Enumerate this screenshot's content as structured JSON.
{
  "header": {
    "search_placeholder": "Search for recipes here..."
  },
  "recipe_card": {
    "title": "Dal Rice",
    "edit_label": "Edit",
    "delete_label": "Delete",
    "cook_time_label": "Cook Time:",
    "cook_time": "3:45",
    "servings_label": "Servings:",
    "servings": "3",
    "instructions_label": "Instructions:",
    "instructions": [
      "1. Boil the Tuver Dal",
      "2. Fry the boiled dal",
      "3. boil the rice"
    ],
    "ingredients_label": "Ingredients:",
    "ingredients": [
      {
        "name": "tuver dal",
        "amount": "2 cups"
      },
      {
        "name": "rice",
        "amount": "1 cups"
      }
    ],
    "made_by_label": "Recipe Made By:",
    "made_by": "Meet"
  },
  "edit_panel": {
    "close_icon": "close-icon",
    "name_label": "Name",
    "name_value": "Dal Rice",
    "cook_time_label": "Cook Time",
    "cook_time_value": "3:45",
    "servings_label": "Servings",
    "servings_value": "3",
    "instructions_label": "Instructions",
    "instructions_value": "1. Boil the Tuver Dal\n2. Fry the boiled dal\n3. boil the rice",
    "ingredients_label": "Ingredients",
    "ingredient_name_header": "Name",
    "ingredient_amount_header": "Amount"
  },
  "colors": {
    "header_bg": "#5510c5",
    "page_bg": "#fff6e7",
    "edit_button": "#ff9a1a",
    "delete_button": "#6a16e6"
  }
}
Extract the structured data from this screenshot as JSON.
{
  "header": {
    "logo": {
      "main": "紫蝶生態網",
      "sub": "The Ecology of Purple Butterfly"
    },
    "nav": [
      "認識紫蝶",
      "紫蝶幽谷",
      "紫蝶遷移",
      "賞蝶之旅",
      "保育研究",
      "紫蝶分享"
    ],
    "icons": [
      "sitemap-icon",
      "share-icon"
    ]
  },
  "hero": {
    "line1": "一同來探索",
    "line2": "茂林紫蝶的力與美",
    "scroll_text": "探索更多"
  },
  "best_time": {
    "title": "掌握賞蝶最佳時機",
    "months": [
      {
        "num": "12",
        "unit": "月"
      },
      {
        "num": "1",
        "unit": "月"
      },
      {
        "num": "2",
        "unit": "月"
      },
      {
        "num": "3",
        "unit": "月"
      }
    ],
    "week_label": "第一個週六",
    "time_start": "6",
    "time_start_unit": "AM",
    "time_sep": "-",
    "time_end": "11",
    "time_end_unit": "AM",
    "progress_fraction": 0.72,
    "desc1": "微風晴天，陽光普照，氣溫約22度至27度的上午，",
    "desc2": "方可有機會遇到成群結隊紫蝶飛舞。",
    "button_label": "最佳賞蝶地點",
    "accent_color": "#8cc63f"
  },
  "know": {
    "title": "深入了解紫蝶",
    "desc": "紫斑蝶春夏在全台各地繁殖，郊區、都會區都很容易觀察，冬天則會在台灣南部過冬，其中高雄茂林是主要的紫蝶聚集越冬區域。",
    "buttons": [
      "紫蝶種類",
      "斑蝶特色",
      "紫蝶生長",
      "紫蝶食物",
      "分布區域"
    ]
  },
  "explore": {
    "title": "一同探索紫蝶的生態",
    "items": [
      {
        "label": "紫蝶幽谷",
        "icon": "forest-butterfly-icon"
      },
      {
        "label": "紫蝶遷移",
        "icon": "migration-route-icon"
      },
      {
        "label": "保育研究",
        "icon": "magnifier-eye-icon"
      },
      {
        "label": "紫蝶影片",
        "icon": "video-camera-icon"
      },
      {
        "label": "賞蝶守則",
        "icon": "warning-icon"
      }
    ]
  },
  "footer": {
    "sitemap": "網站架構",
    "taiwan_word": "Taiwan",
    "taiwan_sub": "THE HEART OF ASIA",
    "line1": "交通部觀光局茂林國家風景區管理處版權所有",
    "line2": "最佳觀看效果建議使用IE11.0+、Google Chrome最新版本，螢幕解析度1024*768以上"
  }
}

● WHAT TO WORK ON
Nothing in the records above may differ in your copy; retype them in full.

● ANSWER BOX
Enumerate this screenshot's content as structured JSON.
{
  "header": {
    "search_placeholder": "Search for recipes here..."
  },
  "recipe_card": {
    "title": "Dal Rice",
    "edit_label": "Edit",
    "delete_label": "Delete",
    "cook_time_label": "Cook Time:",
    "cook_time": "3:45",
    "servings_label": "Servings:",
    "servings": "3",
    "instructions_label": "Instructions:",
    "instructions": [
      "1. Boil the Tuver Dal",
      "2. Fry the boiled dal",
      "3. boil the rice"
    ],
    "ingredients_label": "Ingredients:",
    "ingredients": [
      {
        "name": "tuver dal",
        "amount": "2 cups"
      },
      {
        "name": "rice",
        "amount": "1 cups"
      }
    ],
    "made_by_label": "Recipe Made By:",
    "made_by": "Meet"
  },
  "edit_panel": {
    "close_icon": "close-icon",
    "name_label": "Name",
    "name_value": "Dal Rice",
    "cook_time_label": "Cook Time",
    "cook_time_value": "3:45",
    "servings_label": "Servings",
    "servings_value": "3",
    "instructions_label": "Instructions",
    "instructions_value": "1. Boil the Tuver Dal\n2. Fry the boiled dal\n3. boil the rice",
    "ingredients_label": "Ingredients",
    "ingredient_name_header": "Name",
    "ingredient_amount_header": "Amount"
  },
  "colors": {
    "header_bg": "#5510c5",
    "page_bg": "#fff6e7",
    "edit_button": "#ff9a1a",
    "delete_button": "#6a16e6"
  }
}
Extract the structured data from this screenshot as JSON.
{
  "header": {
    "logo": {
      "main": "紫蝶生態網",
      "sub": "The Ecology of Purple Butterfly"
    },
    "nav": [
      "認識紫蝶",
      "紫蝶幽谷",
      "紫蝶遷移",
      "賞蝶之旅",
      "保育研究",
      "紫蝶分享"
    ],
    "icons": [
      "sitemap-icon",
      "share-icon"
    ]
  },
  "hero": {
    "line1": "一同來探索",
    "line2": "茂林紫蝶的力與美",
    "scroll_text": "探索更多"
  },
  "best_time": {
    "title": "掌握賞蝶最佳時機",
    "months": [
      {
        "num": "12",
        "unit": "月"
      },
      {
        "num": "1",
        "unit": "月"
      },
      {
        "num": "2",
        "unit": "月"
      },
      {
        "num": "3",
        "unit": "月"
      }
    ],
    "week_label": "第一個週六",
    "time_start": "6",
    "time_start_unit": "AM",
    "time_sep": "-",
    "time_end": "11",
    "time_end_unit": "AM",
    "progress_fraction": 0.72,
    "desc1": "微風晴天，陽光普照，氣溫約22度至27度的上午，",
    "desc2": "方可有機會遇到成群結隊紫蝶飛舞。",
    "button_label": "最佳賞蝶地點",
    "accent_color": "#8cc63f"
  },
  "know": {
    "title": "深入了解紫蝶",
    "desc": "紫斑蝶春夏在全台各地繁殖，郊區、都會區都很容易觀察，冬天則會在台灣南部過冬，其中高雄茂林是主要的紫蝶聚集越冬區域。",
    "buttons": [
      "紫蝶種類",
      "斑蝶特色",
      "紫蝶生長",
      "紫蝶食物",
      "分布區域"
    ]
  },
  "explore": {
    "title": "一同探索紫蝶的生態",
    "items": [
      {
        "label": "紫蝶幽谷",
        "icon": "forest-butterfly-icon"
      },
      {
        "label": "紫蝶遷移",
        "icon": "migration-route-icon"
      },
      {
        "label": "保育研究",
        "icon": "magnifier-eye-icon"
      },
      {
        "label": "紫蝶影片",
        "icon": "video-camera-icon"
      },
      {
        "label": "賞蝶守則",
        "icon": "warning-icon"
      }
    ]
  },
  "footer": {
    "sitemap": "網站架構",
    "taiwan_word": "Taiwan",
    "taiwan_sub": "THE HEART OF ASIA",
    "line1": "交通部觀光局茂林國家風景區管理處版權所有",
    "line2": "最佳觀看效果建議使用IE11.0+、Google Chrome最新版本，螢幕解析度1024*768以上"
  }
}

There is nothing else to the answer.